On those occasions, we were sure to hear the story the next morning at breakfast. She was bitter about how hard he ran the staff, how demanding he was and how cheap he was. After exhausting her and her busboy, Mr. Crawford always left a dime tip. Ten lousy cents. Several times Mama finished her story about waiting on Mr. Crawford with the threat that she would pour a pot of coffee over his head the next time he came in.
Mama was having a particularly rough night. Nothing was going right. She delivered steaks to a table, only to have them all sent back to the kitchen because they weren’t cooked to the right temperature. She slipped when making a Caesar salad and slopped dressing on Madame's fur wrap. On this particular night, things could not be gong worse. Then Mama looked to see a new party seated in her section, Broderick Crawford and guests.
She was already in a huff, but this was the last straw. She approached the table and with all her will, pleasantly greeted her guests. She took their cocktail order and passed it to the bar. Within moments Mr. Crawford was snapping his fingers and shouting out, “Girl, oh girl,” across the room. Mama raced to the table only to find that his drink had not been prepared properly. She returned it to the bar and made a new one herself, just the way he liked it.
Returning to the table she served his drink and waited expectantly for his approval.
“That’s just perfect. Vicki, you always know how to pour a perfect martini.”
Hors d’ oeuvres were served. The escargot were chewy and had to be returned. Henry was not pleased. When the steaks were delivered, Mr. Crawford took one look at his and said, “This isn’t rare. I ordered a RARE steak.” Mama returned the steak to Henry with tears in her eyes.

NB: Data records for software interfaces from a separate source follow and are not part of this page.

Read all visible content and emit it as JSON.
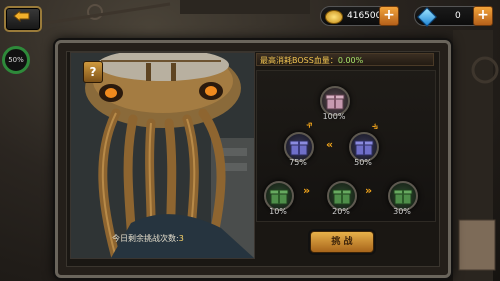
{
  "currency": {
    "gold": "416500",
    "gems": "0",
    "plus": "+"
  },
  "side_indicator": {
    "percent": "50%"
  },
  "panel": {
    "help_symbol": "?",
    "boss_stat_label": "最高消耗BOSS血量：",
    "boss_stat_value": "0.00%",
    "attempts_label": "今日剩余挑战次数:",
    "attempts_value": "3",
    "fight_button": "挑 战"
  },
  "rewards": [
    {
      "id": "top",
      "percent": "100%",
      "tier": "pink"
    },
    {
      "id": "mid-left",
      "percent": "75%",
      "tier": "blue"
    },
    {
      "id": "mid-right",
      "percent": "50%",
      "tier": "blue"
    },
    {
      "id": "low-left",
      "percent": "10%",
      "tier": "green"
    },
    {
      "id": "low-mid",
      "percent": "20%",
      "tier": "green"
    },
    {
      "id": "low-right",
      "percent": "30%",
      "tier": "green"
    }
  ],
  "colors": {
    "pink": "#c79ab0",
    "blue": "#6f6fc9",
    "green": "#4f8f4a",
    "accent": "#f2a51b"
  }
}
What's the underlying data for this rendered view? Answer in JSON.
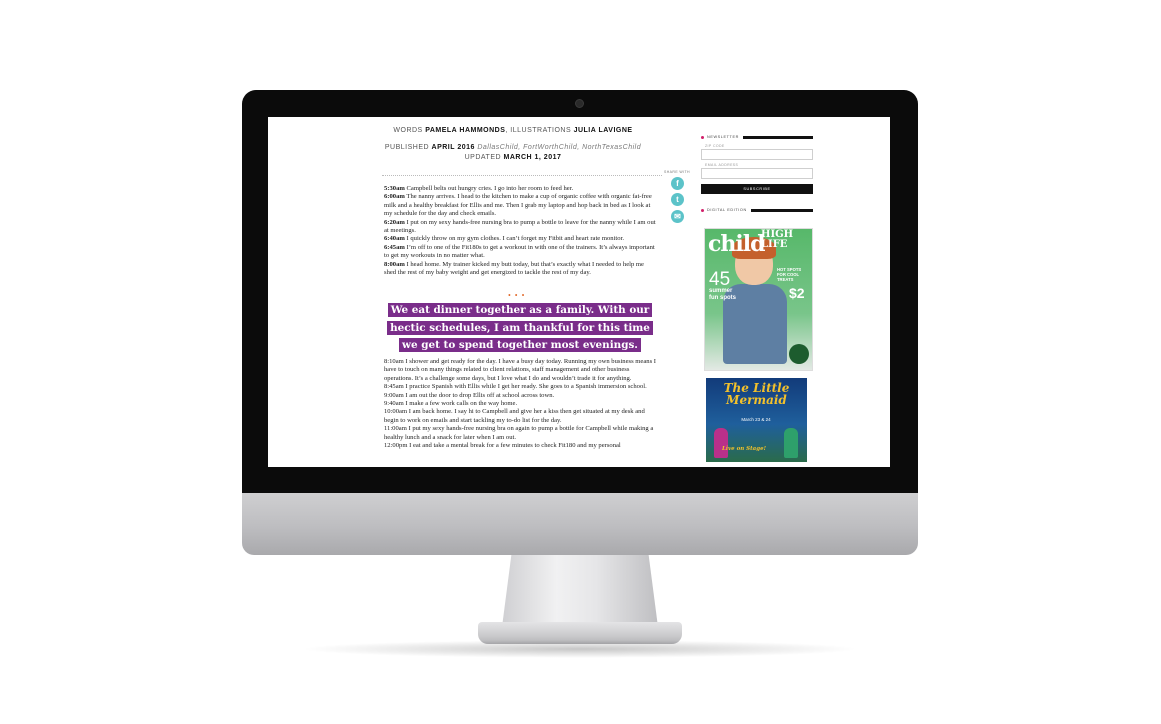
{
  "byline": {
    "words_label": "WORDS",
    "author": "PAMELA HAMMONDS",
    "illustrations_label": ", ILLUSTRATIONS",
    "illustrator": "JULIA LAVIGNE",
    "published_label": "PUBLISHED",
    "published_date": "APRIL 2016",
    "publications": "DallasChild, FortWorthChild, NorthTexasChild",
    "updated_label": "UPDATED",
    "updated_date": "MARCH 1, 2017"
  },
  "share": {
    "label": "SHARE WITH",
    "icons": [
      "facebook-icon",
      "twitter-icon",
      "email-icon"
    ]
  },
  "schedule_morning": [
    {
      "time": "5:30am",
      "text": " Campbell belts out hungry cries. I go into her room to feed her."
    },
    {
      "time": "6:00am",
      "text": " The nanny arrives. I head to the kitchen to make a cup of organic coffee with organic fat-free milk and a healthy breakfast for Ellis and me. Then I grab my laptop and hop back in bed as I look at my schedule for the day and check emails."
    },
    {
      "time": "6:20am",
      "text": " I put on my sexy hands-free nursing bra to pump a bottle to leave for the nanny while I am out at meetings."
    },
    {
      "time": "6:40am",
      "text": " I quickly throw on my gym clothes. I can’t forget my Fitbit and heart rate monitor."
    },
    {
      "time": "6:45am",
      "text": " I’m off to one of the Fit180s to get a workout in with one of the trainers. It’s always important to get my workouts in no matter what."
    },
    {
      "time": "8:00am",
      "text": " I head home. My trainer kicked my butt today, but that’s exactly what I needed to help me shed the rest of my baby weight and get energized to tackle the rest of my day."
    }
  ],
  "separator": "• • •",
  "pull_quote": "We eat dinner together as a family. With our hectic schedules, I am thankful for this time we get to spend together most evenings.",
  "schedule_later": [
    "8:10am I shower and get ready for the day. I have a busy day today. Running my own business means I have to touch on many things related to client relations, staff management and other business operations. It’s a challenge some days, but I love what I do and wouldn’t trade it for anything.",
    "8:45am I practice Spanish with Ellis while I get her ready. She goes to a Spanish immersion school.",
    "9:00am I am out the door to drop Ellis off at school across town.",
    "9:40am I make a few work calls on the way home.",
    "10:00am I am back home. I say hi to Campbell and give her a kiss then get situated at my desk and begin to work on emails and start tackling my to-do list for the day.",
    "11:00am I put my sexy hands-free nursing bra on again to pump a bottle for Campbell while making a healthy lunch and a snack for later when I am out.",
    "12:00pm I eat and take a mental break for a few minutes to check Fit180 and my personal"
  ],
  "sidebar": {
    "newsletter_heading": "NEWSLETTER",
    "zip_label": "ZIP CODE",
    "email_label": "EMAIL ADDRESS",
    "subscribe_label": "SUBSCRIBE",
    "digital_heading": "DIGITAL EDITION",
    "cover": {
      "logo": "child",
      "headline": "HIGH LIFE",
      "number": "45",
      "spots": "summer fun spots",
      "hot": "HOT SPOTS FOR COOL TREATS",
      "price": "$2"
    },
    "ad": {
      "title": "The Little Mermaid",
      "dates": "March 23 & 24",
      "tagline": "Live on Stage!"
    }
  },
  "colors": {
    "pull_quote_bg": "#7a2d8a",
    "share_icon": "#5cc3c9",
    "separator": "#e26a2c",
    "sidebar_dot": "#d11f6a"
  }
}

“I’ll fix the bastard,” Henry said. He grabbed a can from the shelf. “I always keep a can of beet juice for just this occasion.” He lifted the steak off the plate, poured a little beet juice on the plate, then returned the steak. Finally, he dribbled a little beet juice over the steak.
“You take this back to that cracker and let’s see if he has the nerve to send it back. You tell him that Henry prepared it himself.”
“Mr. Crawford, Henry wanted me to tell you that he prepared this steak for you himself,” Mama said as she dutifully served the refurbished steak to Mr. Crawford and stood at his side to make sure it was to his liking. He cut the steak and admired the red blood oozing onto his plate. He took a bite.
“Oh, this is perfect,” he said as he reached inside his jacket pocket for his wallet. Extracting a dollar bill, he handed it to Mama. “You give this to Henry and tell him that this is the best steak I’ve ever eaten. From now on, I want him to personally cook my steaks.”
The ordeal wasn’t over. Mr. Crawford ran Mama ragged. Finally, they got up to leave. While the party congregated around the front door, waiting for the hat-check girl to return their coats, Mama went to clear the table. There, sitting next to Mr. Crawford’s coffee cup was a nice, shinny dime.
Mama grabbed the dime and made a bee-line for the front door.
“MR. CRAWFORD,” she yelled, loud enough for everyone else in the restaurant to hear. “HERE, YOU KEEP THIS. YOU PROBABLY NEED IT MORE THAT I DO,” and she shoved the dime back into his hands and closed his fingers over it.
Broderick Crawford, famous Hollywood tough guy, stood and glared down at little Mama with his mouth open. He flapped his jaws a couple of times, trying to say something, then reached for his wallet. As he extracted a dollar bill, Mama turned and walked away.
The Village Inn did not see Broderick Crawford for months. When he finally returned, it was with John Wayne’s party. Mr. Wayne asked for Mama’s section and Mr. Crawford sat sheepishly quiet during the entire meal. When they left, there was a crisp dollar bill next to Mr. Crawford’s coffee cup in addition to the tip the Duke left.